It does a good job with this mechanic. It doesn’t keep you stuck and thinking with its puzzles. Peter will pull, match perspectives, use his voice, or use timed jumps and button pushes to get to the areas that will lead him closer to the truth. Even when you start moving from waking up on the island, you’re given a puzzle with no direction. You’ll have to figure and explore what you’re allowed to do.
As for the narrative, that is where it becomes hit or miss. The land has murals and statues placed around. If you pay no attention to it and don’t keep it in your memory, the journey won’t make sense. There aren’t no overblown cutscenes or voice overs. If you want the game to explain everything, you’ll won’t grasp the imagery and the intent of what Rime wants to portray to you. Peter’s experience and your own depends on the secrets you find and the comprehension that you have to gain to understand why this tale even started.

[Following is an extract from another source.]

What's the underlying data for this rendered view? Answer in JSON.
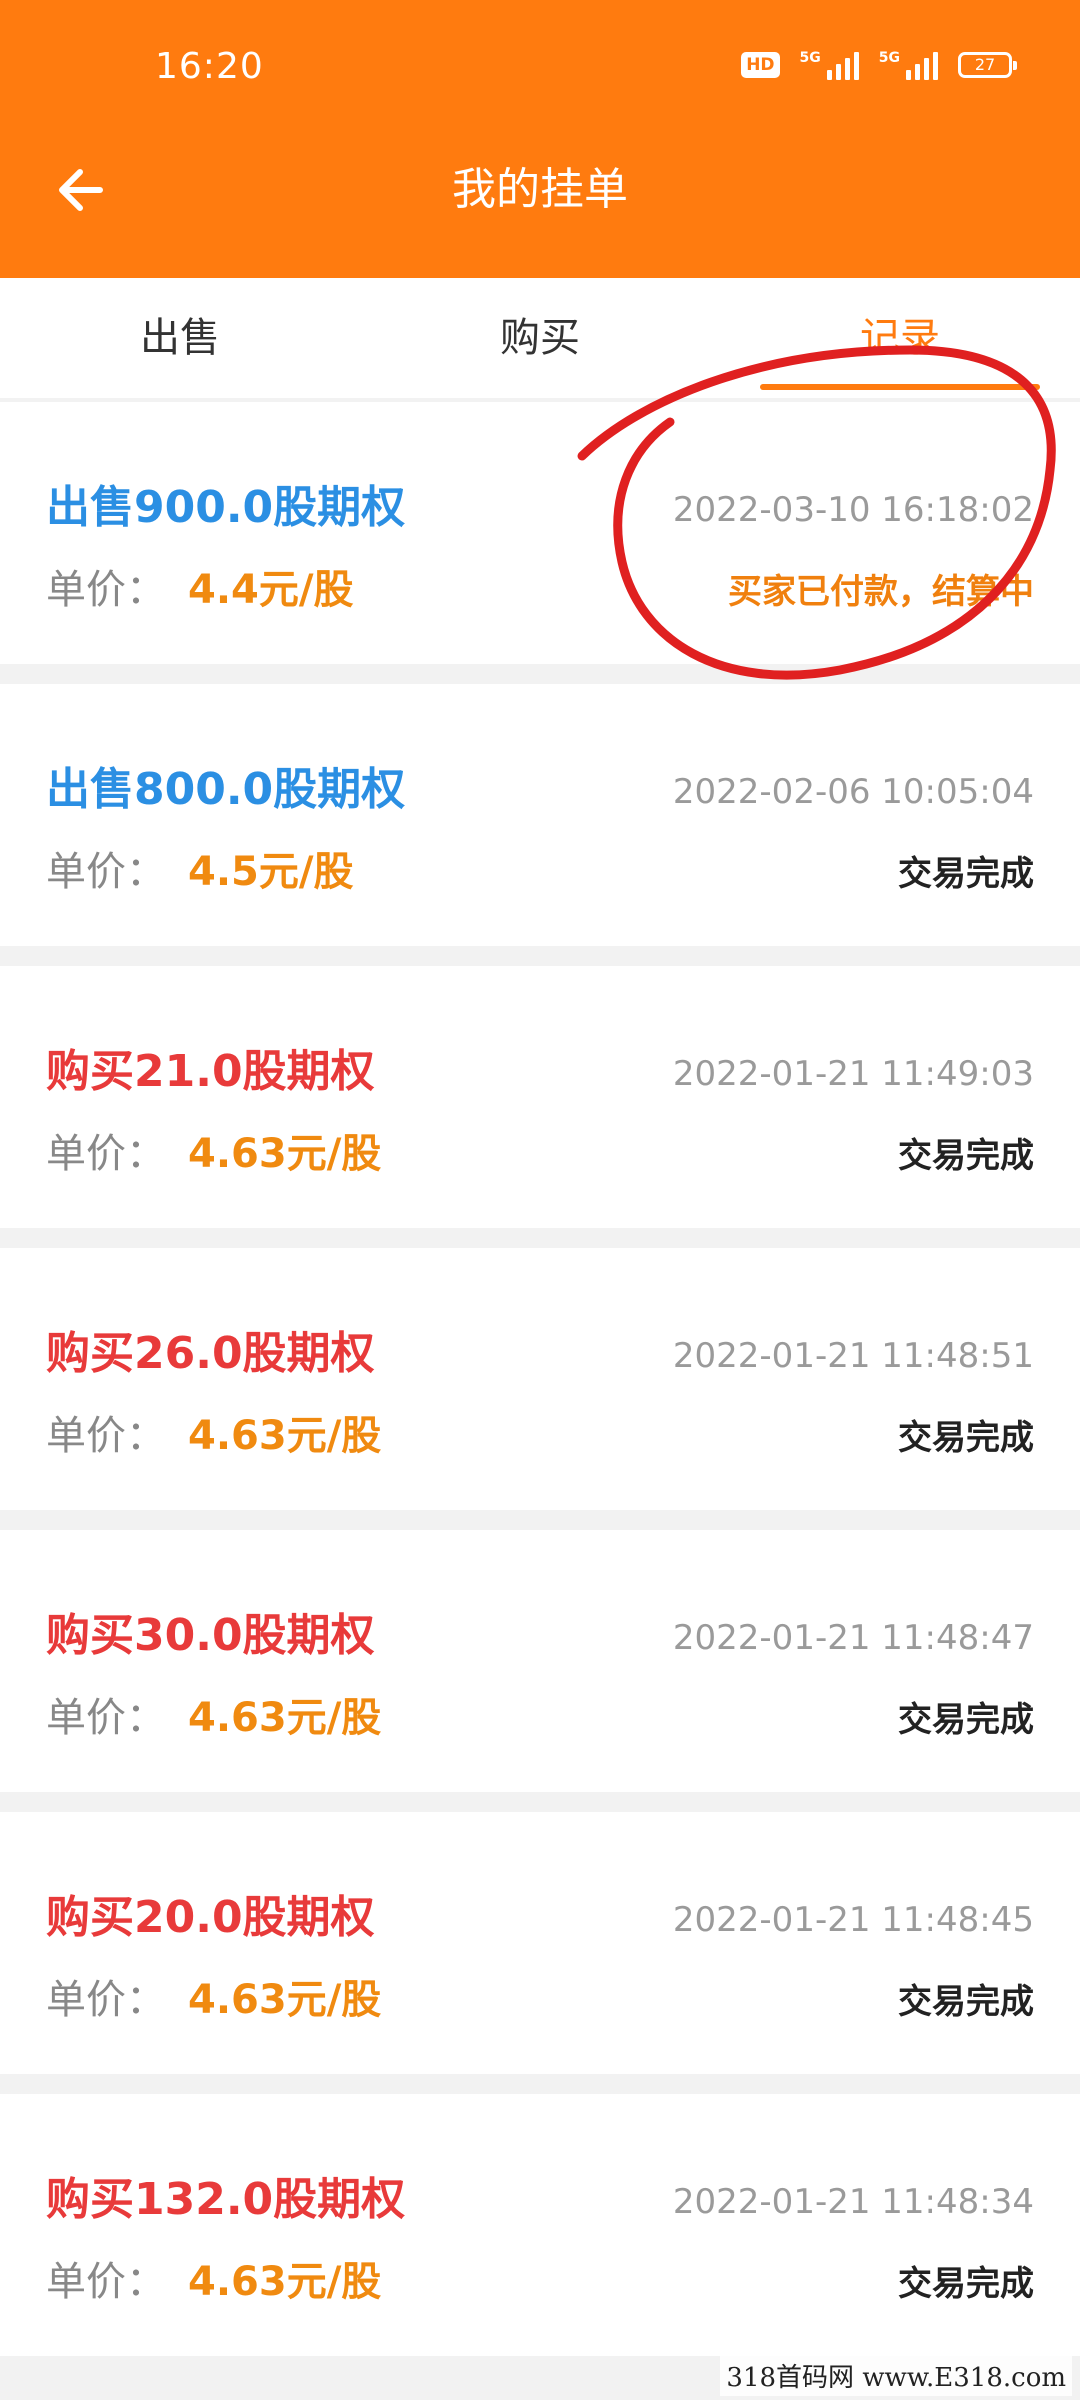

The biggest portion that will be appreciated and is held as high as The Last Guardian, Breath Of The Wild, Horizon Zero Dawn and other games of this nature in this generation, will be the impeccable and captivating score of Rime. Composed by David Garcia Diaz with a song by Lindsey Sterling, Rime’s soundtrack compliments everything this game has to offer. There are actual moments that you will have to put the controller or mouse down, and with all attention, listen to the pieces that are playing. Just as delightful as The Legend Of Zelda: Symphony Of The Goddess concerts, the pure piano arrangements David place into this game makes the visuals and emotions of Peter speak loudly.

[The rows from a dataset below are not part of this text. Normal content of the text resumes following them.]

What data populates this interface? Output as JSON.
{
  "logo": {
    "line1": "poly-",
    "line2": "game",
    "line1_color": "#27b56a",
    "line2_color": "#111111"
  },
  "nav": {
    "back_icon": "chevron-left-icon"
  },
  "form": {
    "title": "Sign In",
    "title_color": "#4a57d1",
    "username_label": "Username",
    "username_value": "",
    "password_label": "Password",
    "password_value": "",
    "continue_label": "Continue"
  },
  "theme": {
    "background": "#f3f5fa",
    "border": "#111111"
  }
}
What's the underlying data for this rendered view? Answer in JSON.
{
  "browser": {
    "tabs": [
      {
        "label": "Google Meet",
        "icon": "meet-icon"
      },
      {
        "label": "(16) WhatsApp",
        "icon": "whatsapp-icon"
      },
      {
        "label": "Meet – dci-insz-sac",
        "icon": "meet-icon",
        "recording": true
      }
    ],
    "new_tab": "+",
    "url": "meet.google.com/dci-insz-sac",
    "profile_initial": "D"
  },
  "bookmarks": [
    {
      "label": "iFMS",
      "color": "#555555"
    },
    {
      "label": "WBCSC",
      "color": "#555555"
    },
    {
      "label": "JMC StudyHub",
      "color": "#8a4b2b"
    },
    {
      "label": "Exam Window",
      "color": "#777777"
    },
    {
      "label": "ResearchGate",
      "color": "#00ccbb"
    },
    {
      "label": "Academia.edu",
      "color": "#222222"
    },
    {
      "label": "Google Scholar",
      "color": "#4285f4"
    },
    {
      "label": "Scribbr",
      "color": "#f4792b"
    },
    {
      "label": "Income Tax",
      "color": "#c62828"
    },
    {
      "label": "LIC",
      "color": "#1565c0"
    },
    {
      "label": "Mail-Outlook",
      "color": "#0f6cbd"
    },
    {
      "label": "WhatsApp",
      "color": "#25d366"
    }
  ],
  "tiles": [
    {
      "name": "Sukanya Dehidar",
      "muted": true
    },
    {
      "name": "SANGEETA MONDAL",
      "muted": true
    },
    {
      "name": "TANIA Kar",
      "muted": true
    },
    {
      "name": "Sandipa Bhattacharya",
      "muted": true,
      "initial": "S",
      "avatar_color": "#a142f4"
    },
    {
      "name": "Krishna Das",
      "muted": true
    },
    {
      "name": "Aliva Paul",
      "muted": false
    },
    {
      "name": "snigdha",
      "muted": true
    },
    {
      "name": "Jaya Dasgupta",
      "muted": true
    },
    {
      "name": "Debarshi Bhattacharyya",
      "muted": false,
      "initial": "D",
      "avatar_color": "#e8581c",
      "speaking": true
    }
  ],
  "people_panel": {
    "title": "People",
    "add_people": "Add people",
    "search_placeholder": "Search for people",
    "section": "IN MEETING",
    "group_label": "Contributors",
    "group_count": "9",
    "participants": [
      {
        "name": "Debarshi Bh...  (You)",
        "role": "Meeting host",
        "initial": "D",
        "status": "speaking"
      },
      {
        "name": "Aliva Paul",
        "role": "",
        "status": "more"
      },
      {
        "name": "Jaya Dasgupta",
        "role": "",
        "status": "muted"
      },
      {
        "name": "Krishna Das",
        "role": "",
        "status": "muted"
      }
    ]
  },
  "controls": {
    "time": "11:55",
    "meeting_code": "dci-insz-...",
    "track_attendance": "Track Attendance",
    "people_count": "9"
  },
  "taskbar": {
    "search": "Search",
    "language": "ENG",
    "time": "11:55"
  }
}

With a game that’s 5 to 6 hours (more if you collect everything), the payoff will be debatable. Foxford at times is hard to locate and his barking doesn’t help guide you when you need him to be in sight. Hesiod doesn’t do more than what he could do if the creators gave him more purpose. The Sheuts don’t invoke fear when it could. Even a boss fight, that I won’t mention, doesn’t offer enough to break the difficulty of the game. Given some more time (maybe August) to add some more elements, and this game would provide a greater experience.

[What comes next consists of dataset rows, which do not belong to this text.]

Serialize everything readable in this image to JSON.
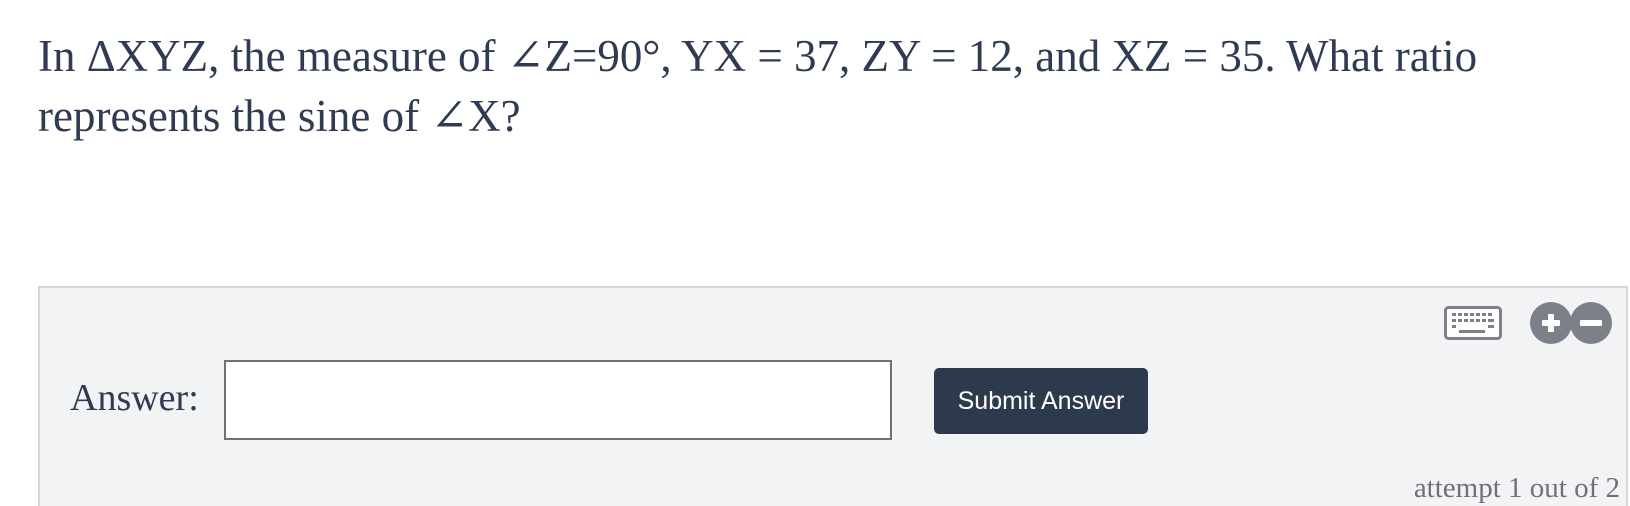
{
  "question": {
    "line1": "In ΔXYZ, the measure of ∠Z=90°, YX = 37, ZY = 12, and XZ = 35. What ratio",
    "line2": "represents the sine of ∠X?"
  },
  "answer_panel": {
    "label": "Answer:",
    "input_value": "",
    "submit_label": "Submit Answer",
    "attempt_text": "attempt 1 out of 2",
    "icons": {
      "keyboard": "keyboard-icon",
      "zoom_in": "plus-icon",
      "zoom_out": "minus-icon"
    },
    "colors": {
      "panel_bg": "#f2f3f5",
      "button_bg": "#2d3a4d",
      "icon_gray": "#7d8088"
    }
  }
}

The graphics, last of all, are wonderful to look at and fluid. The color palette pops and the use of shadows and light, and Peter’s red cape look gorgeous in motion. There is an area where it’s raining heavily and the attention to it was executed brilliantly. The water effects in the rain make the ground look consistently wet. It may seem small but you have to admire how breathtaking a small portion like that can be done with the art style Tequila Works produce. It’s fascinating all around.
Not many problems with the camera or controls so you can play the game without worrying of wrestling with both of them. Some button prompts may not show up and the Sonic underwater bubble grabbing can get annoying but I find it, unplanned, an homage to that mechanic in those games. Finding keys or being rewarded with them, aren’t too difficult to acquire and kind of forgotten through the journey.
Overall, as fantastic as Rime is in some parts, the game doesn’t offer much in its replayability. No side stories or side adventures to give the characters more depth or background. The puzzles are quite been there, done that, which feels less creative and doesn’t do nothing but provide progress (and that may be because there isn’t no combat). Rime does something though, other indie games and walking simulators have done in a while. Providing a deep meaning through visual storytelling and a score to compliment it to showcase the meaningful themes that lead to an ending you will want to discuss. With a superb soundtrack, an astounding art presentation, and an adventure you will be taken through, Rime will make you look forward to more of Tequila Works, well, works.
4 out 5 Yoshi Coins